Preparing to upgrade to Ventura

If you’ve decided that you want to upgrade to macOS Ventura next month, either when it’s released or soon afterwards, now is the time to start planning and preparing for that. This article makes some suggestions to help.

Upgrading to a new version of macOS is always unpredictable. Some of the biggest leaps in the past, to High Sierra with APFS, or Catalina with its boot disk restructuring and loss of 32-bit, have been smooth and trouble-free, while others you’d have expected to be straightforward have been near-disasters. Always expect the unexpected, and plan to deal with catastrophe, then you can only be pleased when, a couple of hours later, Ventura is running sweetly.

Perhaps the overriding need is sufficient time. Never try to upgrade when you only have a short window to complete it in. If you’re pushed for time, even minor glitches will throw you and could leave your Mac unusable until you can make enough time to sort it out.

Where is your Mac coming from?

If your Mac is already running macOS Monterey 12.6, then upgrading to Ventura should, with a bit of care and luck, be only like installing a rather large update, at the end of which you have lots of new features to explore. Don’t bank on that, of course, but, fingers crossed, Ventura shouldn’t prove a pig.

Differences between Big Sur and Monterey are rather greater, although both share the same disk structures, so deep internal surgery shouldn’t be required, particularly if you’ve been keeping up with its security updates.

Catalina may prove tougher, though. Your Mac’s startup disk may be structured similarly to those of Big Sur and later, but a great deal else has changed. Careful planning and an escape route are more important to you, as they are to Macs making the even bigger leap from Mojave or earlier. If you haven’t yet freed your Mac of 32-bit history, then I recommend you read my earlier articles about upgrading from Mojave.

What is your Mac?

With three main streams of Mac now, you’re likely to see bigger differences between those types.

Most straightforward should be Apple silicon models, particular if they’re running at the default Full Security level.
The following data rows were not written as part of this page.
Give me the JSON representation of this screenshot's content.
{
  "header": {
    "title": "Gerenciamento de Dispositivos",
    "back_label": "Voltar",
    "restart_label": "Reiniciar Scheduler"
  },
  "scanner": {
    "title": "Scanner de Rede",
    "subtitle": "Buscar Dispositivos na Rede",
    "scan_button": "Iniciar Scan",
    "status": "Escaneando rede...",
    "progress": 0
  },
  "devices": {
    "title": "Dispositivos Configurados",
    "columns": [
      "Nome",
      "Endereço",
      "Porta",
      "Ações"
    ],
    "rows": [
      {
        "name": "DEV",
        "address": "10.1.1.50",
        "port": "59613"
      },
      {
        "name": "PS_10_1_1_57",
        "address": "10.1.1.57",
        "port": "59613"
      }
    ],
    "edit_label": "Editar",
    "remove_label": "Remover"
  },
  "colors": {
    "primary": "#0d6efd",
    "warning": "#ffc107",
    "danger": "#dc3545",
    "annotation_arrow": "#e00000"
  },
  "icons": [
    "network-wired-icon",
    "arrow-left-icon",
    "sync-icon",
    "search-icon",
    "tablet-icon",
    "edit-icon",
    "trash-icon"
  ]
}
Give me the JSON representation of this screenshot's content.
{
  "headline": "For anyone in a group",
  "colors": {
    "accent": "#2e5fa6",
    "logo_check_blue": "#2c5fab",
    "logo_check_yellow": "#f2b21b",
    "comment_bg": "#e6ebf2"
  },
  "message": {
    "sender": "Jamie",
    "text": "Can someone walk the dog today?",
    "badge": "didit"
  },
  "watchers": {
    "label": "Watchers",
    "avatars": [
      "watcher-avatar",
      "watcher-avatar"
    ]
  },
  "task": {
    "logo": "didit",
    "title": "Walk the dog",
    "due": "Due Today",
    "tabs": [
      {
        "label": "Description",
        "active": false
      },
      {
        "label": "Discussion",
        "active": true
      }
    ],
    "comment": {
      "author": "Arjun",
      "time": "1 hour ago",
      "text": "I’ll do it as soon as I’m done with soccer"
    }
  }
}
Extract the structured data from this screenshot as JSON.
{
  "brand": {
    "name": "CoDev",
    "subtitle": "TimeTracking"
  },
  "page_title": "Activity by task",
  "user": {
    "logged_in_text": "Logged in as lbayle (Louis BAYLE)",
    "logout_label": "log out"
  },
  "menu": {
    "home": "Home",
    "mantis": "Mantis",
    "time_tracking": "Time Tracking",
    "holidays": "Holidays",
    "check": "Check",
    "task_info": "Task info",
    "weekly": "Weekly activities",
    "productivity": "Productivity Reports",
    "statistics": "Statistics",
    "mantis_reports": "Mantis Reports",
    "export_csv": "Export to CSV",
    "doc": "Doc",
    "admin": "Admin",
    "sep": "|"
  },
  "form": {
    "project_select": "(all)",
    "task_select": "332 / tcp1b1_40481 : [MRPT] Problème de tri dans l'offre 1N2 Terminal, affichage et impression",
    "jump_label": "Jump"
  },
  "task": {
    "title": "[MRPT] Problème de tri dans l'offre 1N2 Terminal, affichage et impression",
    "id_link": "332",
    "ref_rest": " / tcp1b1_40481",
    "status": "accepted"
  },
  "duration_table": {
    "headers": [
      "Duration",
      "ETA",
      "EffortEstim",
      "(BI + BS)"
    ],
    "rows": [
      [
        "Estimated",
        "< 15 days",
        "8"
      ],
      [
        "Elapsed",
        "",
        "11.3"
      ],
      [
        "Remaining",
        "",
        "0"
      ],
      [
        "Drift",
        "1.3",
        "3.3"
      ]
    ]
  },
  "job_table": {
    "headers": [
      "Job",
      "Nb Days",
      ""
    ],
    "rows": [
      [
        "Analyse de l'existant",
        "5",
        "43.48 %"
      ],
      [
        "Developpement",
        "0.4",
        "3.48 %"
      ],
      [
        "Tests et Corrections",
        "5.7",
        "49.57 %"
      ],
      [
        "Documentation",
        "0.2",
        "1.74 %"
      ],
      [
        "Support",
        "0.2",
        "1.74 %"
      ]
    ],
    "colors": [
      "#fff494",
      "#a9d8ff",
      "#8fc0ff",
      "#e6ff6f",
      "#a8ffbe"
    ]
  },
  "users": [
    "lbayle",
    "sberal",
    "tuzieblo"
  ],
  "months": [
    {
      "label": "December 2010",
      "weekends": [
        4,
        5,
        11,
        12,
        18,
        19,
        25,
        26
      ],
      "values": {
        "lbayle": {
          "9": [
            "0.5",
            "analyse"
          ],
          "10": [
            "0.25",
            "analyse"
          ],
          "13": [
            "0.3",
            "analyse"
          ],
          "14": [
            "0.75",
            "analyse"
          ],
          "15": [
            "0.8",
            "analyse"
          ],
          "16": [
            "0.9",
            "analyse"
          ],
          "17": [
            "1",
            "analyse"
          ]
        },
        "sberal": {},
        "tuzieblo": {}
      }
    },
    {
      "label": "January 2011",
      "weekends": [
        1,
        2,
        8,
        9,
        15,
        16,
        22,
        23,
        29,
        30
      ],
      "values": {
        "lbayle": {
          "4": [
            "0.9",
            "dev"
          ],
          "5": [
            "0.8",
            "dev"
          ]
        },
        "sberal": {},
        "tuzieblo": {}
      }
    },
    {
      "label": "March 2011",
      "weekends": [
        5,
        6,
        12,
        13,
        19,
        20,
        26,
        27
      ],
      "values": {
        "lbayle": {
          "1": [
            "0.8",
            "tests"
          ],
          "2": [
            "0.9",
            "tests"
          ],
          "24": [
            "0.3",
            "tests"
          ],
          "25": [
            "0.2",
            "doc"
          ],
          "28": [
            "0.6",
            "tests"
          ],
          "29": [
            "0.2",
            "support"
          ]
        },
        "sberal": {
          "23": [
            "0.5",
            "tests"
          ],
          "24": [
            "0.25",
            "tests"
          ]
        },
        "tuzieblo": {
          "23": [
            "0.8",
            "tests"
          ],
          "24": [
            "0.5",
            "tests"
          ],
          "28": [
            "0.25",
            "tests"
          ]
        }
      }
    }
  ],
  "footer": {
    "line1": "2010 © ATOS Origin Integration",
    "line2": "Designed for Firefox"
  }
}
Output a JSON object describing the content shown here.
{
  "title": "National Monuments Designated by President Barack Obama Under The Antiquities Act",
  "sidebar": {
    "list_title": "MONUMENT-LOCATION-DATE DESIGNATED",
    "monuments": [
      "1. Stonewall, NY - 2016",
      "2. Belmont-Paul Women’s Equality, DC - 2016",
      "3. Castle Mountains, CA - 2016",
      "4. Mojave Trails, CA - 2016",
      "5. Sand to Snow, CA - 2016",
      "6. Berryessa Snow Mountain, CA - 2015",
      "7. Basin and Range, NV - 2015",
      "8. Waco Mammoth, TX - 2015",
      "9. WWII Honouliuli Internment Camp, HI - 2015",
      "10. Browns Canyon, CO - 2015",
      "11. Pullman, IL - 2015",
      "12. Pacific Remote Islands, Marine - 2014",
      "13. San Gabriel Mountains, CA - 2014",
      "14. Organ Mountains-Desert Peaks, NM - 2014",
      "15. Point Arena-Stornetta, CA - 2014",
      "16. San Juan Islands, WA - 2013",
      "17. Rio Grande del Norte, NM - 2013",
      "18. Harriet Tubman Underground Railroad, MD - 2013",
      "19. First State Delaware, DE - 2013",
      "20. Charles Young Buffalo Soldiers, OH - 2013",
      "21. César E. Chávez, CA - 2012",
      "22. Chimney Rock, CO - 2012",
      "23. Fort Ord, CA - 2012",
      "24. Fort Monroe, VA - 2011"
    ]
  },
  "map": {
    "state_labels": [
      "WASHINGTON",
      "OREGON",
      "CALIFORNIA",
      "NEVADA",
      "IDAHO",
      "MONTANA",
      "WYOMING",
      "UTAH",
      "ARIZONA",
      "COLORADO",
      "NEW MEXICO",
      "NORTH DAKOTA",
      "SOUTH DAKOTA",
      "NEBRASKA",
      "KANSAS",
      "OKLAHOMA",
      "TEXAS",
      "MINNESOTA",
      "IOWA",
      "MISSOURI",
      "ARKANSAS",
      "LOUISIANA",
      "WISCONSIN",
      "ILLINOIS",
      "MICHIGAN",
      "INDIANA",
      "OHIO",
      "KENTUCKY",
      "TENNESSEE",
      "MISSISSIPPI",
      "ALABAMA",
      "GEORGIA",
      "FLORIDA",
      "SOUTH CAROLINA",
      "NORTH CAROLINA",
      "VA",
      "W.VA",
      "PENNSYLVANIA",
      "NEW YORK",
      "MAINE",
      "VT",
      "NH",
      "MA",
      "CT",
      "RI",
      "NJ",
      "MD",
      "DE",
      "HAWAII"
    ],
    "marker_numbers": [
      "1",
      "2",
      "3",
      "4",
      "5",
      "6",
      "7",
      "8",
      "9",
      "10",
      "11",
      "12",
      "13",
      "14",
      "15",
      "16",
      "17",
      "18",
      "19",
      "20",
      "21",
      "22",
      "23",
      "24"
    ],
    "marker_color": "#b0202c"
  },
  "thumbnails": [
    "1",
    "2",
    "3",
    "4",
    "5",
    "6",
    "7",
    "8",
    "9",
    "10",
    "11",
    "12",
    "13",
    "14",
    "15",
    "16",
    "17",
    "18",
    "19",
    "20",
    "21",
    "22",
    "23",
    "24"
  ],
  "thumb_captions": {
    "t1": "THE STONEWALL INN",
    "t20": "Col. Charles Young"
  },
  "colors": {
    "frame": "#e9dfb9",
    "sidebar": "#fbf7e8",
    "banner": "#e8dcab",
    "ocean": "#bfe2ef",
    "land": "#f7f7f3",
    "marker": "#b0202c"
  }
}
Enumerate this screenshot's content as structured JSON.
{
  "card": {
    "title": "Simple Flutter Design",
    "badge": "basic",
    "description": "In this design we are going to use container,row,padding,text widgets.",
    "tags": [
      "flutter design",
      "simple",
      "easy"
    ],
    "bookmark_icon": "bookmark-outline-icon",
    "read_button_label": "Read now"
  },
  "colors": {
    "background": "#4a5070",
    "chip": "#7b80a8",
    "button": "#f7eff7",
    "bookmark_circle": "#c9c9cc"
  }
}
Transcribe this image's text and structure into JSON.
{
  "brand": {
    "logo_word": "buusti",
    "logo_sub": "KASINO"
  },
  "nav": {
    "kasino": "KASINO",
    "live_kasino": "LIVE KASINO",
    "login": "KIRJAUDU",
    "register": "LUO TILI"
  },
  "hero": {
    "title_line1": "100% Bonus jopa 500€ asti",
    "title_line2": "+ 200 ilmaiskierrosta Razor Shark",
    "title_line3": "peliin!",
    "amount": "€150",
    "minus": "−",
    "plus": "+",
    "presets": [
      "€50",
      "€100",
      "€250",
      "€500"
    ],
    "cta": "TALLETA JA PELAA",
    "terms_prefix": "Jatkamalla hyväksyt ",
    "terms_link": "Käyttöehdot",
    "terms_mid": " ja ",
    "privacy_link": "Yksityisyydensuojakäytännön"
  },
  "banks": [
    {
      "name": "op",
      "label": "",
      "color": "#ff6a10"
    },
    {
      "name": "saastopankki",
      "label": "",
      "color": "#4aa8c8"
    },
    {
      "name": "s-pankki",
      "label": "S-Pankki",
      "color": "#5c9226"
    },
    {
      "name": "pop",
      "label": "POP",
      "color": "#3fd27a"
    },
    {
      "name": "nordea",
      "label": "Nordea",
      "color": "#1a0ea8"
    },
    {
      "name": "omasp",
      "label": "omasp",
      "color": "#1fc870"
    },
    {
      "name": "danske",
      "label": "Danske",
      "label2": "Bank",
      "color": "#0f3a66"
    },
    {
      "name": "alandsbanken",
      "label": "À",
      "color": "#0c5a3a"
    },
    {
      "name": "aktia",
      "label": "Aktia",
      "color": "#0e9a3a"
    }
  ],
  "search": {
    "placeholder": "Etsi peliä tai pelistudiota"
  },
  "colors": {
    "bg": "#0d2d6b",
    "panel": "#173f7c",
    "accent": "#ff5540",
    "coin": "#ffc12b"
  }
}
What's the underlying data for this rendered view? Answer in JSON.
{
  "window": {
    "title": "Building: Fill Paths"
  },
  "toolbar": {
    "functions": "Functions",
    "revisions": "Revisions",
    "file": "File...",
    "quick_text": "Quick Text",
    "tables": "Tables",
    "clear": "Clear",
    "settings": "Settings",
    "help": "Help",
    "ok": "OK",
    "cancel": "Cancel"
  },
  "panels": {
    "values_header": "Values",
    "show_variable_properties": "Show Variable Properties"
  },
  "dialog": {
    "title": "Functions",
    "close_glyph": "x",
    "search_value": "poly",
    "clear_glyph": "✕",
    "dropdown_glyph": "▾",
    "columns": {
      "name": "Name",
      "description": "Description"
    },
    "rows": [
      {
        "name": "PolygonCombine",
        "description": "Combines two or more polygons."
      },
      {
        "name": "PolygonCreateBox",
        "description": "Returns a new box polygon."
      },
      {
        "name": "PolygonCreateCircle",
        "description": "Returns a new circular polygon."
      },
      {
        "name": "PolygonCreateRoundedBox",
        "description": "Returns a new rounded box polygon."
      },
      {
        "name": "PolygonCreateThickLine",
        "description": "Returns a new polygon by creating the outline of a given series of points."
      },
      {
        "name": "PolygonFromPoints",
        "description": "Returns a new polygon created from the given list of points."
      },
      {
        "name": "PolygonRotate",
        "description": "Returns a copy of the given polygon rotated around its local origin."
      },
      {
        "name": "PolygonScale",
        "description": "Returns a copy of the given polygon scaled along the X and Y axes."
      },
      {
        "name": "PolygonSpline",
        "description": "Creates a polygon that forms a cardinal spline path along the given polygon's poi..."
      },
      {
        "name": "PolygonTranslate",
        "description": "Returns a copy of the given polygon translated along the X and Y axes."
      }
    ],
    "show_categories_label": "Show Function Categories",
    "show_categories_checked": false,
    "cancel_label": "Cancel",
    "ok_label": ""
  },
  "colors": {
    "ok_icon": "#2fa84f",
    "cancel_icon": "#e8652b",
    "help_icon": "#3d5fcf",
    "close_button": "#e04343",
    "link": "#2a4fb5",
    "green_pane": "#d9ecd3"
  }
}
If you have had to reduce that to load kernel extensions, then I wish you the best of luck, as you’re in largely uncharted territory. System extensions shouldn’t be a problem, though, as they run in userland, so shouldn’t be able to compromise successful boot.

Intel Macs without a T2 chip should also be relatively straightforward, particularly if they’re coming from 12.6. But those with a T2 chip could present rare but more serious problems: there’s always the chance, if anything goes wrong with the T2’s iBridge firmware update, of ending up in a boot loop. Every time my iMac Pro plays dead during an update my palms still start to sweat. Maybe if your Mac has a T2 you should also prepare your lucky rabbit’s foot or rosary just in case. It is a good idea to have another Mac with the latest version of Configurator 2 installed and a suitable cable in case you need a back-to-back resuscitation, if you feel up to that. This may seem unduly pessimistic, but if you prepare for the worst you shouldn’t be disappointed when it all goes fine.

Is it clean or custom?

Over the years we all collect software and peripherals that maybe push macOS a bit far. The more that has accumulated on your Mac, the greater the chances pf problems when upgrading. If your Mac requires kernel extensions or drivers to support peripherals, then you’ll need to be confident that both the software and hardware remain fully supported in Ventura, and that neither will be so broken that you can’t use that device, or your Mac can’t achieve stability.

Although Finder and other customisations aren’t as radical and should be much less likely to render your Mac unusable, you will need to check their compatibility to see whether you should remove them before upgrading.

Upgrading essentials

Draw up a checklist of all the things you need to do before you agree to Software Update’s invitation to upgrade. In the days or weeks to go, revisit that checklist as often as you can, both to keep track of what you have completed and to add items you had forgotten. Here are some essentials that need to be covered:

  • Key apps. Ensure these are at least up to date, and preferably that you’re running a version known or expected to work well with Ventura.
  • Keeping the old. Could you dual-boot between Venture and your previous macOS, or run the old version in a Virtual Machine?
  • Which Mac first? If you have more than one Mac, will you upgrade your production Mac last?
  • Ample time. I’ll say it again: ensure you have time for a tricky upgrade and more to spare if you need to sort important problems out afterwards.
  • Recovery. What if the upgrade just isn’t going to work on that Mac? Can you downgrade it to where it was?
  • Fallback or escape route. What do you do if something goes badly wrong and you’re without that Mac for a few days?
  • Backups. I like to have two independent backups of everything that needs to go across in the upgrade, one immediately beforehand, and the other fairly recent. Check those backups work before use.
  • Key information. Ensure you have a written record of essential information that could need to be refreshed, such as Wi-Fi passwords, Apple ID password, router logins.
  • Power. Ensure notebook batteries are well-charged, and your UPS is providing good protection during the upgrade.

I’m sure you’ll have other suggestions to add to those.